Springtime competition coasts as costs and inventory rise

Both inventory and new listings posted solid gains monthly and compared to last year. Buyers had a lot more options to choose from, as inventory rose 6.4% from March to April and climbed 18% over last year, the second-largest annual increase since at least 2019. They also had more fresh options, with new listings up nearly 11% month over month and rising almost 16% year over year. Despite April’s improvement, total inventory sits 36% below pre-pandemic norms.

Mortgage rates that spiked above 7% for the first time this year, along with these infusions of inventory, held competition steady at a time of year when it normally ramps up.

U.S. home values grew 1.2% from March to April and are 4.4% higher than a year ago. That’s a slight slowdown from 4.6% annual growth seen last month. The typical U.S. home is now worth $359,402. 

The share of listings with a price cut reached 22.4% in April, the highest rate for April in the past six years and a significant step up from 17.2% last year. Price cuts can be a sign of weakening demand that foretells softer price growth ahead, or they can be a natural process of feeling the market out as sellers and their agents come up with their pricing strategy. The latter scenario becomes more likely in a rapidly changing market like we see today, with relatively few recent sales to look at as comps. 

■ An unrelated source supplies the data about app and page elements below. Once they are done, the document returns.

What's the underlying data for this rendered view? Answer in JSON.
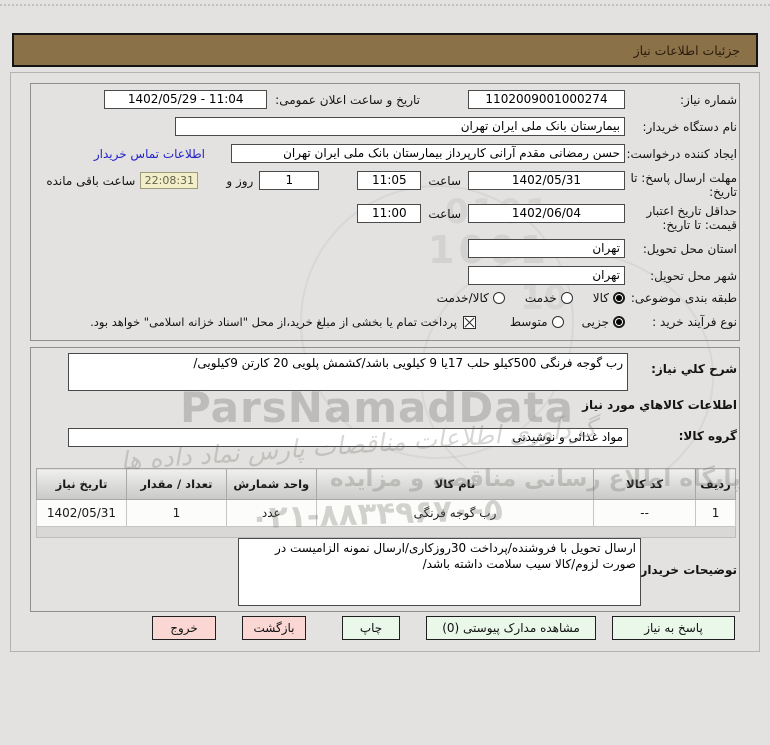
{
  "title_bar": {
    "title": "جزئیات اطلاعات نیاز"
  },
  "form": {
    "need_number": {
      "label": "شماره نیاز:",
      "value": "1102009001000274"
    },
    "announce_datetime": {
      "label": "تاریخ و ساعت اعلان عمومی:",
      "value": "1402/05/29 - 11:04"
    },
    "buyer_org": {
      "label": "نام دستگاه خریدار:",
      "value": "بیمارستان بانک ملی ایران تهران"
    },
    "request_creator": {
      "label": "ایجاد کننده درخواست:",
      "value": "حسن رمضانی مقدم آرانی کارپرداز بیمارستان بانک ملی ایران تهران",
      "contact_link": "اطلاعات تماس خریدار"
    },
    "reply_deadline": {
      "label": "مهلت ارسال پاسخ: تا تاریخ:",
      "date": "1402/05/31",
      "hour_label": "ساعت",
      "time": "11:05",
      "days_value": "1",
      "days_label": "روز و",
      "countdown": "22:08:31",
      "remaining_label": "ساعت باقی مانده"
    },
    "price_validity": {
      "label": "حداقل تاریخ اعتبار قیمت: تا تاریخ:",
      "date": "1402/06/04",
      "hour_label": "ساعت",
      "time": "11:00"
    },
    "delivery_province": {
      "label": "استان محل تحویل:",
      "value": "تهران"
    },
    "delivery_city": {
      "label": "شهر محل تحویل:",
      "value": "تهران"
    },
    "subject_class": {
      "label": "طبقه بندی موضوعی:",
      "options": [
        {
          "label": "کالا",
          "selected": true
        },
        {
          "label": "خدمت",
          "selected": false
        },
        {
          "label": "کالا/خدمت",
          "selected": false
        }
      ]
    },
    "purchase_type": {
      "label": "نوع فرآیند خرید :",
      "options": [
        {
          "label": "جزیی",
          "selected": true
        },
        {
          "label": "متوسط",
          "selected": false
        }
      ],
      "checkbox_label": "پرداخت تمام یا بخشی از مبلغ خرید،از محل \"اسناد خزانه اسلامی\" خواهد بود.",
      "checkbox_checked": true
    }
  },
  "need_section": {
    "desc_label": "شرح کلي نیاز:",
    "desc_value": "رب گوجه فرنگی 500کیلو حلب 17یا 9 کیلویی باشد/کشمش پلویی 20 کارتن 9کیلویی/",
    "goods_header": "اطلاعات کالاهاي مورد نیاز",
    "group_label": "گروه کالا:",
    "group_value": "مواد غذائی و نوشیدنی",
    "table": {
      "headers": [
        "ردیف",
        "کد کالا",
        "نام کالا",
        "واحد شمارش",
        "تعداد / مقدار",
        "تاریخ نیاز"
      ],
      "rows": [
        [
          "1",
          "--",
          "رب گوجه فرنگی",
          "عدد",
          "1",
          "1402/05/31"
        ]
      ]
    },
    "buyer_notes_label": "توضیحات خریدار:",
    "buyer_notes_value": "ارسال تحویل با فروشنده/پرداخت 30روزکاری/ارسال نمونه الزامیست در صورت لزوم/کالا سیب سلامت داشته باشد/"
  },
  "actions": {
    "reply": "پاسخ به نیاز",
    "docs": "مشاهده مدارک پیوستی (0)",
    "print": "چاپ",
    "back": "بازگشت",
    "exit": "خروج"
  },
  "watermark": {
    "brand": "ParsNamadData",
    "script_line": "گردآوری اطلاعات مناقصات پارس نماد داده ها",
    "portal_line": "پایگاه اطلاع رسانی مناقصه و مزایده",
    "phone": "۰۲۱-۸۸۳۴۹۶۷۰-۵",
    "digits_a": "0101",
    "digits_b": "1001",
    "digits_c": "10"
  },
  "colors": {
    "title_bar_bg": "#8a7148",
    "page_bg": "#e3e2e0",
    "countdown_bg": "#f1eec9",
    "button_green": "#e9f8e9",
    "button_pink": "#fbd7d3",
    "link_blue": "#2323c8"
  }
}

Homes that sold in April sold in 13 days, which is fast by historical standards. However, that is three days slower than last April, the first time since June 2023 that the speed of sales fell behind the previous year’s pace.